* Task directions:
Write the whole listing out again, word for word.

====

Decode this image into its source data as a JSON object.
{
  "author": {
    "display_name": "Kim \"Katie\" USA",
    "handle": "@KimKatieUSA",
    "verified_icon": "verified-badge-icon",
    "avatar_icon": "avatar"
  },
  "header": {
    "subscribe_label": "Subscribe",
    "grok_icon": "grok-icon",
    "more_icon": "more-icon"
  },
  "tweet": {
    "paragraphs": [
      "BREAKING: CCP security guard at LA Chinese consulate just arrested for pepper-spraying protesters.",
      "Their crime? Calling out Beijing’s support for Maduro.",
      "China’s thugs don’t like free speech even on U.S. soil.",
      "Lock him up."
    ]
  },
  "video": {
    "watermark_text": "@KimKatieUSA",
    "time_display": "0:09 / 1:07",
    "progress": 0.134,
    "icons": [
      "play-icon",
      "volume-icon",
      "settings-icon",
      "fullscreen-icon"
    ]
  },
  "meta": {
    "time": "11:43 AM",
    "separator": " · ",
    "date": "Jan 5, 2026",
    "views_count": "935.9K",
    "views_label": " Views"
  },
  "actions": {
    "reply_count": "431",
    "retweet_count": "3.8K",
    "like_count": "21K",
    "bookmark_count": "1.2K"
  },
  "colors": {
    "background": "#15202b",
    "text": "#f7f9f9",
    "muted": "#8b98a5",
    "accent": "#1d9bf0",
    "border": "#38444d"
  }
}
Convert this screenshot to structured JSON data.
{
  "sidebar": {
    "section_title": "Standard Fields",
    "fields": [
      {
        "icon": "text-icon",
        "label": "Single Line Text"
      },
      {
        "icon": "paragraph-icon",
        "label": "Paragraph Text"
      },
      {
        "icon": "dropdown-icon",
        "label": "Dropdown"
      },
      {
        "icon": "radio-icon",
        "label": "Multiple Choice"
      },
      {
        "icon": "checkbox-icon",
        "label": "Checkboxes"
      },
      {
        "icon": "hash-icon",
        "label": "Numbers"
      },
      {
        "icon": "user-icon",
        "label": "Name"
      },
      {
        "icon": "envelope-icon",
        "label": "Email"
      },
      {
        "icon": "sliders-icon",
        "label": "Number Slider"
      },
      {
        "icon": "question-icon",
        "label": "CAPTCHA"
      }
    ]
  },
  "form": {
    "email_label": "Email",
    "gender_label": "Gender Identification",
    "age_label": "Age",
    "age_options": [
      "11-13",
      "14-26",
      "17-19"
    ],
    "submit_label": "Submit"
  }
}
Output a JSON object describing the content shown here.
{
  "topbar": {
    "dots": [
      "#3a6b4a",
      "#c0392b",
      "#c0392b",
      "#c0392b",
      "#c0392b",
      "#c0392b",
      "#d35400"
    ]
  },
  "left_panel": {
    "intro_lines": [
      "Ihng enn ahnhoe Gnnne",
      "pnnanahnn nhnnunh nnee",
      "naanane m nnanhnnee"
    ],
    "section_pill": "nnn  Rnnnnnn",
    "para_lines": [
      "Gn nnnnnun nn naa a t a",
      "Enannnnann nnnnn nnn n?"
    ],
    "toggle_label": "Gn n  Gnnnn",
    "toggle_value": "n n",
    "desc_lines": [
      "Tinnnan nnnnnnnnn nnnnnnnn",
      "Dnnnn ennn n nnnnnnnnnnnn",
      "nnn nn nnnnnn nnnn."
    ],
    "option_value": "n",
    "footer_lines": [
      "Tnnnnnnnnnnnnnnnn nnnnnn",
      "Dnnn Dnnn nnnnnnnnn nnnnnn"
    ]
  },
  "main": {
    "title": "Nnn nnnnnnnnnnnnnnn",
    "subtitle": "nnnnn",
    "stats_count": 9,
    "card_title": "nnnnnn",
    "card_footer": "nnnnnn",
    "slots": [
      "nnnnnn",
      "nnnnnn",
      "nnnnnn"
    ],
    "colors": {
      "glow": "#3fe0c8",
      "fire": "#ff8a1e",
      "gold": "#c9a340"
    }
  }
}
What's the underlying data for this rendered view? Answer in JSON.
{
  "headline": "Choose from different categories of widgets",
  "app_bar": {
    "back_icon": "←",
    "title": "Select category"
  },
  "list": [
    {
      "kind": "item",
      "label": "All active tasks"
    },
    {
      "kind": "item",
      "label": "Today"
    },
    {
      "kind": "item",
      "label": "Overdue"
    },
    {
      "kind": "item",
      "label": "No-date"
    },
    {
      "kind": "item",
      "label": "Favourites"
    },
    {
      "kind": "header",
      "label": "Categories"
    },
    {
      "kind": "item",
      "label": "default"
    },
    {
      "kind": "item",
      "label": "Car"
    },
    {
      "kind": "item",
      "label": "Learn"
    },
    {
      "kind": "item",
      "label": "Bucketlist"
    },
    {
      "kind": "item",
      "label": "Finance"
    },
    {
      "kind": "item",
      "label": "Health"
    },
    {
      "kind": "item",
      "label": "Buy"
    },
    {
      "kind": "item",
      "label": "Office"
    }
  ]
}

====

* Task answer:
Decode this image into its source data as a JSON object.
{
  "author": {
    "display_name": "Kim \"Katie\" USA",
    "handle": "@KimKatieUSA",
    "verified_icon": "verified-badge-icon",
    "avatar_icon": "avatar"
  },
  "header": {
    "subscribe_label": "Subscribe",
    "grok_icon": "grok-icon",
    "more_icon": "more-icon"
  },
  "tweet": {
    "paragraphs": [
      "BREAKING: CCP security guard at LA Chinese consulate just arrested for pepper-spraying protesters.",
      "Their crime? Calling out Beijing’s support for Maduro.",
      "China’s thugs don’t like free speech even on U.S. soil.",
      "Lock him up."
    ]
  },
  "video": {
    "watermark_text": "@KimKatieUSA",
    "time_display": "0:09 / 1:07",
    "progress": 0.134,
    "icons": [
      "play-icon",
      "volume-icon",
      "settings-icon",
      "fullscreen-icon"
    ]
  },
  "meta": {
    "time": "11:43 AM",
    "separator": " · ",
    "date": "Jan 5, 2026",
    "views_count": "935.9K",
    "views_label": " Views"
  },
  "actions": {
    "reply_count": "431",
    "retweet_count": "3.8K",
    "like_count": "21K",
    "bookmark_count": "1.2K"
  },
  "colors": {
    "background": "#15202b",
    "text": "#f7f9f9",
    "muted": "#8b98a5",
    "accent": "#1d9bf0",
    "border": "#38444d"
  }
}
Convert this screenshot to structured JSON data.
{
  "sidebar": {
    "section_title": "Standard Fields",
    "fields": [
      {
        "icon": "text-icon",
        "label": "Single Line Text"
      },
      {
        "icon": "paragraph-icon",
        "label": "Paragraph Text"
      },
      {
        "icon": "dropdown-icon",
        "label": "Dropdown"
      },
      {
        "icon": "radio-icon",
        "label": "Multiple Choice"
      },
      {
        "icon": "checkbox-icon",
        "label": "Checkboxes"
      },
      {
        "icon": "hash-icon",
        "label": "Numbers"
      },
      {
        "icon": "user-icon",
        "label": "Name"
      },
      {
        "icon": "envelope-icon",
        "label": "Email"
      },
      {
        "icon": "sliders-icon",
        "label": "Number Slider"
      },
      {
        "icon": "question-icon",
        "label": "CAPTCHA"
      }
    ]
  },
  "form": {
    "email_label": "Email",
    "gender_label": "Gender Identification",
    "age_label": "Age",
    "age_options": [
      "11-13",
      "14-26",
      "17-19"
    ],
    "submit_label": "Submit"
  }
}
Output a JSON object describing the content shown here.
{
  "topbar": {
    "dots": [
      "#3a6b4a",
      "#c0392b",
      "#c0392b",
      "#c0392b",
      "#c0392b",
      "#c0392b",
      "#d35400"
    ]
  },
  "left_panel": {
    "intro_lines": [
      "Ihng enn ahnhoe Gnnne",
      "pnnanahnn nhnnunh nnee",
      "naanane m nnanhnnee"
    ],
    "section_pill": "nnn  Rnnnnnn",
    "para_lines": [
      "Gn nnnnnun nn naa a t a",
      "Enannnnann nnnnn nnn n?"
    ],
    "toggle_label": "Gn n  Gnnnn",
    "toggle_value": "n n",
    "desc_lines": [
      "Tinnnan nnnnnnnnn nnnnnnnn",
      "Dnnnn ennn n nnnnnnnnnnnn",
      "nnn nn nnnnnn nnnn."
    ],
    "option_value": "n",
    "footer_lines": [
      "Tnnnnnnnnnnnnnnnn nnnnnn",
      "Dnnn Dnnn nnnnnnnnn nnnnnn"
    ]
  },
  "main": {
    "title": "Nnn nnnnnnnnnnnnnnn",
    "subtitle": "nnnnn",
    "stats_count": 9,
    "card_title": "nnnnnn",
    "card_footer": "nnnnnn",
    "slots": [
      "nnnnnn",
      "nnnnnn",
      "nnnnnn"
    ],
    "colors": {
      "glow": "#3fe0c8",
      "fire": "#ff8a1e",
      "gold": "#c9a340"
    }
  }
}
What's the underlying data for this rendered view? Answer in JSON.
{
  "headline": "Choose from different categories of widgets",
  "app_bar": {
    "back_icon": "←",
    "title": "Select category"
  },
  "list": [
    {
      "kind": "item",
      "label": "All active tasks"
    },
    {
      "kind": "item",
      "label": "Today"
    },
    {
      "kind": "item",
      "label": "Overdue"
    },
    {
      "kind": "item",
      "label": "No-date"
    },
    {
      "kind": "item",
      "label": "Favourites"
    },
    {
      "kind": "header",
      "label": "Categories"
    },
    {
      "kind": "item",
      "label": "default"
    },
    {
      "kind": "item",
      "label": "Car"
    },
    {
      "kind": "item",
      "label": "Learn"
    },
    {
      "kind": "item",
      "label": "Bucketlist"
    },
    {
      "kind": "item",
      "label": "Finance"
    },
    {
      "kind": "item",
      "label": "Health"
    },
    {
      "kind": "item",
      "label": "Buy"
    },
    {
      "kind": "item",
      "label": "Office"
    }
  ]
}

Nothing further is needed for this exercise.